This is a blog about innovation within and across art, science, technology, and law. More particularly, it focuses on the issues involved in transforming good ideas into deployed solutions. However, it does not presume that “innovation,” “entrepreneurship,” and other popular terms are currently well defined. It also does not limit the dialogue to “technology” in the current sense of that term. Whatever innovation is, it seems to occur in every field of human activity. Likewise, there are entrepreneurial ventures in every field.

Much of the blog will be about topics that I am exploring in my forthcoming book, Methodology: Art, Science, Technology, Law, and the Means of Innovation (under contract with Oxford Univ. Press). These all revolve around the idea that methods are central to everything we do as creative humans. The book defines innovation as the design of new problem solving methods. It argues for a new science of methods that can be used to study and design new problem solving methods across any field–a true methodology.

The processes of designing and using new problem solving methods are the means of innovation: a phrase I have coined to update the classical economics phrase means of production for the “Innovation Age.” Questions of the nature, use, and control of the means of innovation will, I believe, be the defining issues of the twenty-first century.

Already, we see passionate debates in intellectual property (IP) law over whether patents should be issued on tax compliance methods, genetic diagnostic test methods, science research methods, business methods, and even legal methods such as filing patent applications. Each of these is currently debated as a stand alone issue. Yet clearly they are all united by the power of methods and concern over their ownership and control. Likewise, there are pitched debates over whether non-compete agreements and other methods of controlling the movement of creative class workers should be allowed, limited, or outright prohibited. These are all really questions about control of the means of innovation.

An equally important theme of the book is that for too long Western culture has been obsessed with the quest to reduce everything to propositional statements–things that can be stated in literal or symbolic language. Even patents for processes or methods–ways of doing things in the world–must be based on written description and written claims. Anything not able to be reduced to a propositional statement is marginalized as tacit knowledge, which is presumed to be just some personal know-how that specialists in a given field possess. The book instead brings know-how–and especially show-how–front and center by arguing that the most important creative activities we engage in are based on methods that cannot be reduced, in any practical way, to propositional statements.

Accordingly, this blog and other activities stemming from the book project will spend a lot of time on exploring and documenting show-how in different fields. This will necessitate heavy reliance on multimedia and live demonstrations. At its most ambitious, my vision includes an “Institute for Methodology” that would be a physical space equipped so that which interested participants could explore, document, and then advance show-how in any number of fields.
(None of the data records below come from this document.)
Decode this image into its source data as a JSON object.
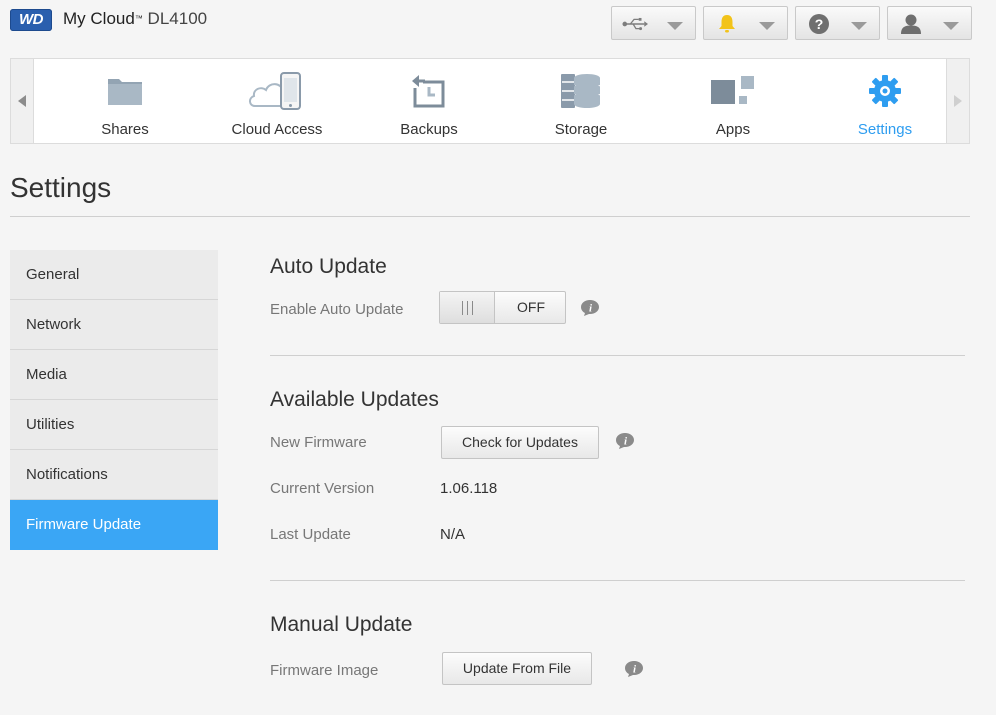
{
  "header": {
    "logo_text": "WD",
    "brand": "My Cloud",
    "trademark": "™",
    "model": "DL4100",
    "buttons": [
      {
        "name": "usb",
        "icon": "usb-icon"
      },
      {
        "name": "alerts",
        "icon": "bell-icon",
        "color": "#f2c31a"
      },
      {
        "name": "help",
        "icon": "help-icon"
      },
      {
        "name": "user",
        "icon": "user-icon"
      }
    ]
  },
  "nav": {
    "items": [
      {
        "label": "Shares",
        "icon": "folder-icon"
      },
      {
        "label": "Cloud Access",
        "icon": "cloud-device-icon"
      },
      {
        "label": "Backups",
        "icon": "backup-icon"
      },
      {
        "label": "Storage",
        "icon": "storage-icon"
      },
      {
        "label": "Apps",
        "icon": "apps-icon"
      },
      {
        "label": "Settings",
        "icon": "gear-icon",
        "active": true
      }
    ],
    "active_color": "#2e9df0"
  },
  "page": {
    "title": "Settings"
  },
  "sidebar": {
    "items": [
      {
        "label": "General"
      },
      {
        "label": "Network"
      },
      {
        "label": "Media"
      },
      {
        "label": "Utilities"
      },
      {
        "label": "Notifications"
      },
      {
        "label": "Firmware Update",
        "active": true
      }
    ],
    "active_color": "#3aa6f5"
  },
  "auto_update": {
    "title": "Auto Update",
    "enable_label": "Enable Auto Update",
    "toggle_state": "OFF"
  },
  "available_updates": {
    "title": "Available Updates",
    "new_firmware_label": "New Firmware",
    "check_button": "Check for Updates",
    "current_version_label": "Current Version",
    "current_version": "1.06.118",
    "last_update_label": "Last Update",
    "last_update": "N/A"
  },
  "manual_update": {
    "title": "Manual Update",
    "firmware_image_label": "Firmware Image",
    "update_button": "Update From File"
  }
}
For now, this blog is the forum to discuss methods and the means of innovation through dialogue and media clips. And while this first post may sound quite theoretical and abstract, much of the content on the blog will focus on very practical issues of the deployment of innovation and entrepreneurship. Much of this will center on legal issues. To that end, I have two contributing authors, Pat Franke and Brian Endter, who are shareholders in the Emerging Companies and Entrepreneurs practice group at Graham & Dunn, a Seattle law firm. Over time, we will likely add more regular contributing and guest bloggers. In the meantime, I hope you find the blog helpful and thought-provoking. Stop back often to see what we are up to and join in the conversation!

About Sean O'Connor
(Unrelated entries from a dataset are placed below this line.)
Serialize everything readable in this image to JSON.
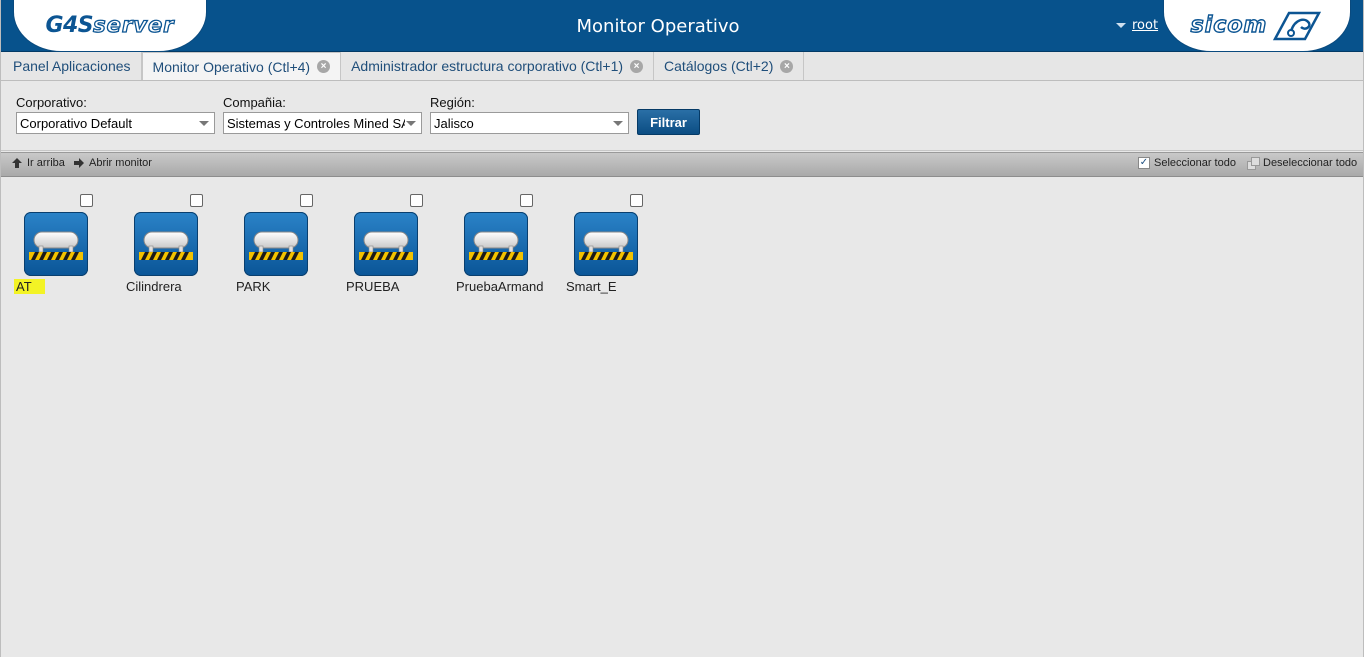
{
  "header": {
    "logo_left_main": "G4S",
    "logo_left_sub": "server",
    "title": "Monitor Operativo",
    "user": "root",
    "logo_right": "sicom",
    "colors": {
      "bar": "#07528c",
      "accent": "#0c5593"
    }
  },
  "tabs": [
    {
      "label": "Panel Aplicaciones",
      "closable": false,
      "active": false
    },
    {
      "label": "Monitor Operativo (Ctl+4)",
      "closable": true,
      "active": true
    },
    {
      "label": "Administrador estructura corporativo (Ctl+1)",
      "closable": true,
      "active": false
    },
    {
      "label": "Catálogos (Ctl+2)",
      "closable": true,
      "active": false
    }
  ],
  "filters": {
    "corporativo": {
      "label": "Corporativo:",
      "value": "Corporativo Default"
    },
    "compania": {
      "label": "Compañia:",
      "value": "Sistemas y Controles Mined SA"
    },
    "region": {
      "label": "Región:",
      "value": "Jalisco"
    },
    "filter_button": "Filtrar"
  },
  "toolbar": {
    "up": "Ir arriba",
    "open": "Abrir monitor",
    "select_all": "Seleccionar todo",
    "deselect_all": "Deseleccionar todo"
  },
  "stations": [
    {
      "name": "AT",
      "highlighted": true,
      "icon": "tank-icon"
    },
    {
      "name": "Cilindrera",
      "highlighted": false,
      "icon": "tank-icon"
    },
    {
      "name": "PARK",
      "highlighted": false,
      "icon": "tank-icon"
    },
    {
      "name": "PRUEBA",
      "highlighted": false,
      "icon": "tank-icon"
    },
    {
      "name": "PruebaArmand",
      "highlighted": false,
      "icon": "tank-icon"
    },
    {
      "name": "Smart_E",
      "highlighted": false,
      "icon": "tank-icon"
    }
  ]
}
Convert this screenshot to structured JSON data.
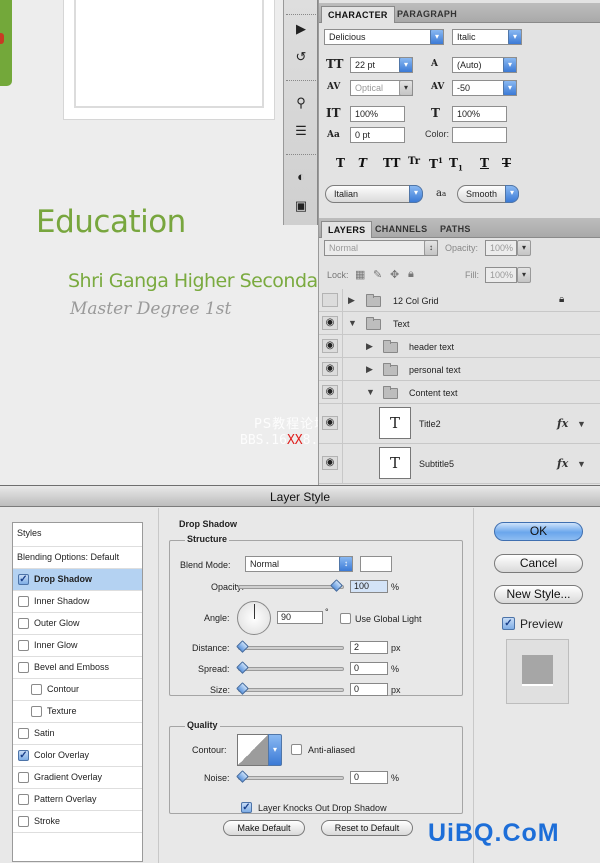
{
  "document": {
    "section_title": "Education",
    "school_name": "Shri Ganga Higher Secondary",
    "degree": "Master Degree 1st",
    "watermark_line1": "PS教程论坛",
    "watermark_line2_a": "BBS.16",
    "watermark_line2_b": "XX",
    "watermark_line2_c": "8.COM"
  },
  "character_panel": {
    "tab_character": "CHARACTER",
    "tab_paragraph": "PARAGRAPH",
    "font_family": "Delicious",
    "font_style": "Italic",
    "font_size": "22 pt",
    "leading": "(Auto)",
    "kerning": "Optical",
    "tracking": "-50",
    "vertical_scale": "100%",
    "horizontal_scale": "100%",
    "baseline_shift": "0 pt",
    "color_label": "Color:",
    "language": "Italian",
    "antialias_glyph": "a",
    "antialias_glyph_small": "a",
    "antialias": "Smooth",
    "glyph_buttons": [
      "T",
      "T",
      "TT",
      "Tr",
      "T",
      "T",
      "T",
      "T"
    ],
    "glyph_sup": "1",
    "glyph_sub": "1"
  },
  "layers_panel": {
    "tab_layers": "LAYERS",
    "tab_channels": "CHANNELS",
    "tab_paths": "PATHS",
    "blend_mode": "Normal",
    "opacity_label": "Opacity:",
    "opacity": "100%",
    "lock_label": "Lock:",
    "fill_label": "Fill:",
    "fill": "100%",
    "layers": [
      {
        "name": "12 Col Grid",
        "type": "folder",
        "visible": false,
        "expanded": false
      },
      {
        "name": "Text",
        "type": "folder",
        "visible": true,
        "expanded": true
      },
      {
        "name": "header text",
        "type": "folder",
        "visible": true,
        "expanded": false
      },
      {
        "name": "personal text",
        "type": "folder",
        "visible": true,
        "expanded": false
      },
      {
        "name": "Content text",
        "type": "folder",
        "visible": true,
        "expanded": true
      },
      {
        "name": "Title2",
        "type": "text",
        "visible": true,
        "thumb": "T",
        "fx": "fx"
      },
      {
        "name": "Subtitle5",
        "type": "text",
        "visible": true,
        "thumb": "T",
        "fx": "fx"
      }
    ]
  },
  "dialog": {
    "title": "Layer Style",
    "styles_header": "Styles",
    "styles": [
      {
        "label": "Blending Options: Default",
        "checkbox": false,
        "checked": false,
        "selected": false,
        "indent": false
      },
      {
        "label": "Drop Shadow",
        "checkbox": true,
        "checked": true,
        "selected": true,
        "indent": false
      },
      {
        "label": "Inner Shadow",
        "checkbox": true,
        "checked": false,
        "selected": false,
        "indent": false
      },
      {
        "label": "Outer Glow",
        "checkbox": true,
        "checked": false,
        "selected": false,
        "indent": false
      },
      {
        "label": "Inner Glow",
        "checkbox": true,
        "checked": false,
        "selected": false,
        "indent": false
      },
      {
        "label": "Bevel and Emboss",
        "checkbox": true,
        "checked": false,
        "selected": false,
        "indent": false
      },
      {
        "label": "Contour",
        "checkbox": true,
        "checked": false,
        "selected": false,
        "indent": true
      },
      {
        "label": "Texture",
        "checkbox": true,
        "checked": false,
        "selected": false,
        "indent": true
      },
      {
        "label": "Satin",
        "checkbox": true,
        "checked": false,
        "selected": false,
        "indent": false
      },
      {
        "label": "Color Overlay",
        "checkbox": true,
        "checked": true,
        "selected": false,
        "indent": false
      },
      {
        "label": "Gradient Overlay",
        "checkbox": true,
        "checked": false,
        "selected": false,
        "indent": false
      },
      {
        "label": "Pattern Overlay",
        "checkbox": true,
        "checked": false,
        "selected": false,
        "indent": false
      },
      {
        "label": "Stroke",
        "checkbox": true,
        "checked": false,
        "selected": false,
        "indent": false
      }
    ],
    "drop_shadow": {
      "section": "Drop Shadow",
      "structure": "Structure",
      "blend_mode_label": "Blend Mode:",
      "blend_mode": "Normal",
      "opacity_label": "Opacity:",
      "opacity": "100",
      "opacity_unit": "%",
      "angle_label": "Angle:",
      "angle": "90",
      "angle_unit": "°",
      "use_global_light": "Use Global Light",
      "distance_label": "Distance:",
      "distance": "2",
      "spread_label": "Spread:",
      "spread": "0",
      "size_label": "Size:",
      "size": "0",
      "px": "px",
      "percent": "%",
      "quality": "Quality",
      "contour_label": "Contour:",
      "anti_aliased": "Anti-aliased",
      "noise_label": "Noise:",
      "noise": "0",
      "knockout": "Layer Knocks Out Drop Shadow",
      "make_default": "Make Default",
      "reset_default": "Reset to Default"
    },
    "buttons": {
      "ok": "OK",
      "cancel": "Cancel",
      "new_style": "New Style...",
      "preview": "Preview"
    },
    "slider_levels": {
      "opacity": 1.0,
      "distance": 0.0,
      "spread": 0.0,
      "size": 0.0,
      "noise": 0.0
    }
  },
  "branding": {
    "logo": "UiBQ.CoM",
    "logo_color": "#1d6ed8"
  },
  "colors": {
    "green_text": "#78a63e",
    "grey_text": "#9a9a9a",
    "selection": "#b4d2f2"
  }
}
Sean O’Connor is the Boeing International Professor at the University of Washington School of Law (Seattle). He is also Chair of the Center for Advanced Study and Research on Innovation Policy and Faculty Director of the Cannabis Law &B Policy Project. With a diverse background in music, technology, philosophy, history, business, and law, he specializes in legal issues and strategies for entrepreneurship and the commercialization of innovation in biotechnology, information technology, and new media/digital arts.
This entry was posted in Art, Creativity, Entrepreneurship, Innovation, Law, Methods, Science, Technology. Bookmark the permalink.

Comments are closed.